→ **Action item**: Would you give the listing back word for word once its pictures are removed?

→ **Extracted records**:
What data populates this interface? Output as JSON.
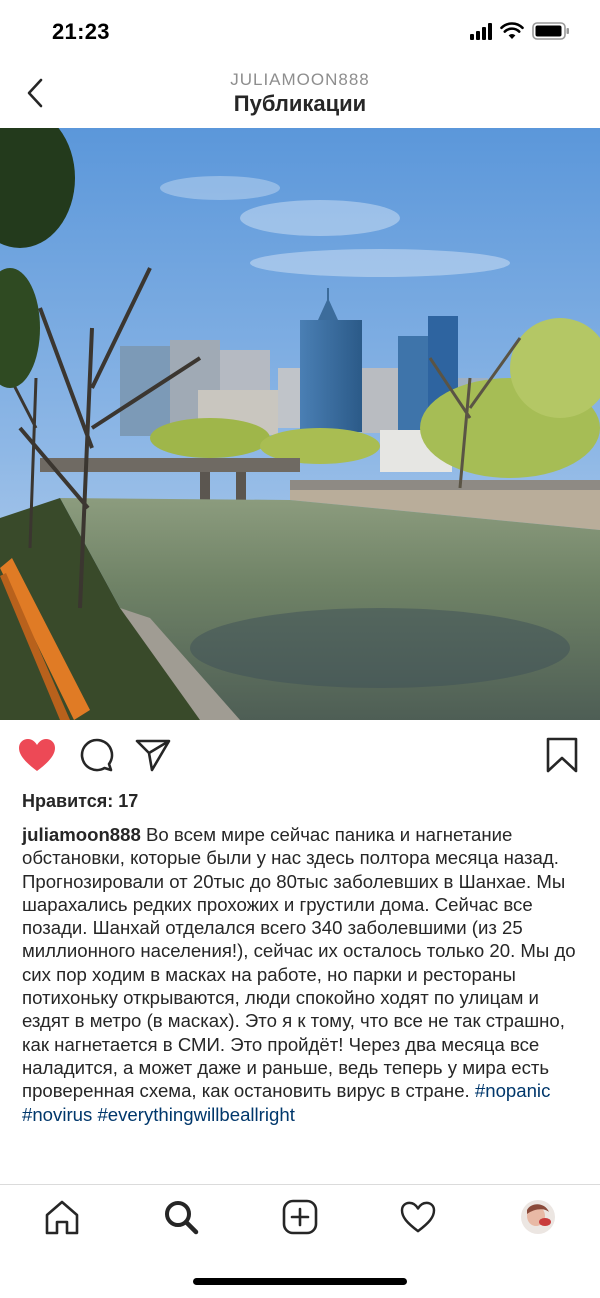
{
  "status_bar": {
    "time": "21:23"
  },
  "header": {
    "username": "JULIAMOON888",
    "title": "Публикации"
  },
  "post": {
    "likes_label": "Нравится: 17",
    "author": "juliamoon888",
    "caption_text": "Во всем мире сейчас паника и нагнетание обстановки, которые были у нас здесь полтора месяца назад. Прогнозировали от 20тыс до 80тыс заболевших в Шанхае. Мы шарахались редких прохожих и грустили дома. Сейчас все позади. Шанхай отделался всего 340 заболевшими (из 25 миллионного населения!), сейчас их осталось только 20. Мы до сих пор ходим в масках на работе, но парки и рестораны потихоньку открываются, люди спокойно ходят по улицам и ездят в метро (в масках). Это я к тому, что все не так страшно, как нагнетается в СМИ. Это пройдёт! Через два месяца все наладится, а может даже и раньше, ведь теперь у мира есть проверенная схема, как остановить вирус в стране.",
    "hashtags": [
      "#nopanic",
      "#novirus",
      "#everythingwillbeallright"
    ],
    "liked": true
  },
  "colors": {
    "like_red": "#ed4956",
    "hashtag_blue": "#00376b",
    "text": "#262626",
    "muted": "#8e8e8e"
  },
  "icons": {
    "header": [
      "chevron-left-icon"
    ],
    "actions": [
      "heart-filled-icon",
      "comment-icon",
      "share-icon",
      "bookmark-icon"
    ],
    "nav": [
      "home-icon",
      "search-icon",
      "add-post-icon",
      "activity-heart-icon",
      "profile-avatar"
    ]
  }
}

→ **Answer**:
What data populates this interface? Output as JSON.
{
  "status_bar": {
    "time": "21:23"
  },
  "header": {
    "username": "JULIAMOON888",
    "title": "Публикации"
  },
  "post": {
    "likes_label": "Нравится: 17",
    "author": "juliamoon888",
    "caption_text": "Во всем мире сейчас паника и нагнетание обстановки, которые были у нас здесь полтора месяца назад. Прогнозировали от 20тыс до 80тыс заболевших в Шанхае. Мы шарахались редких прохожих и грустили дома. Сейчас все позади. Шанхай отделался всего 340 заболевшими (из 25 миллионного населения!), сейчас их осталось только 20. Мы до сих пор ходим в масках на работе, но парки и рестораны потихоньку открываются, люди спокойно ходят по улицам и ездят в метро (в масках). Это я к тому, что все не так страшно, как нагнетается в СМИ. Это пройдёт! Через два месяца все наладится, а может даже и раньше, ведь теперь у мира есть проверенная схема, как остановить вирус в стране.",
    "hashtags": [
      "#nopanic",
      "#novirus",
      "#everythingwillbeallright"
    ],
    "liked": true
  },
  "colors": {
    "like_red": "#ed4956",
    "hashtag_blue": "#00376b",
    "text": "#262626",
    "muted": "#8e8e8e"
  },
  "icons": {
    "header": [
      "chevron-left-icon"
    ],
    "actions": [
      "heart-filled-icon",
      "comment-icon",
      "share-icon",
      "bookmark-icon"
    ],
    "nav": [
      "home-icon",
      "search-icon",
      "add-post-icon",
      "activity-heart-icon",
      "profile-avatar"
    ]
  }
}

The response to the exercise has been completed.